* TASK TO CARRY OUT:
Entries follow. Return each line that contains the word "arrow".

* DATA PROVIDED:

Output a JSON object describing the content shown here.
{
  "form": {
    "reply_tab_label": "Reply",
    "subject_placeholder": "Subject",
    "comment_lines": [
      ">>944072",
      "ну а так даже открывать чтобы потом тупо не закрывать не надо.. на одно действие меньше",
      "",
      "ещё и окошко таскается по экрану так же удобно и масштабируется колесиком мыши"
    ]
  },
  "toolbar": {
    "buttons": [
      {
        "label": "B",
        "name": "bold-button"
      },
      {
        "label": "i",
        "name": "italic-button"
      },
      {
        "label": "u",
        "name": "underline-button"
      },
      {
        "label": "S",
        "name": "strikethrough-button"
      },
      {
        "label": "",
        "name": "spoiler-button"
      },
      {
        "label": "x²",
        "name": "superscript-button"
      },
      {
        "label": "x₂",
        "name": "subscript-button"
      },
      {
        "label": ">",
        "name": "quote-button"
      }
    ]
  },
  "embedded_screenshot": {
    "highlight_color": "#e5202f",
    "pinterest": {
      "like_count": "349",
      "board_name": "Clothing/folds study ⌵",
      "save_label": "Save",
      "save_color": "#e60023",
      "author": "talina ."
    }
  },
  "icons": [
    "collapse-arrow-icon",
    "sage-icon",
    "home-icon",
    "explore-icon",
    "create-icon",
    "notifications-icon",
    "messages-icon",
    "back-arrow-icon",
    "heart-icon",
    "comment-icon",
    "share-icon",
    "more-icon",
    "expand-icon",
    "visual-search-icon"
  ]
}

* SOLUTION TO THE EXERCISE:
    "collapse-arrow-icon",
    "back-arrow-icon",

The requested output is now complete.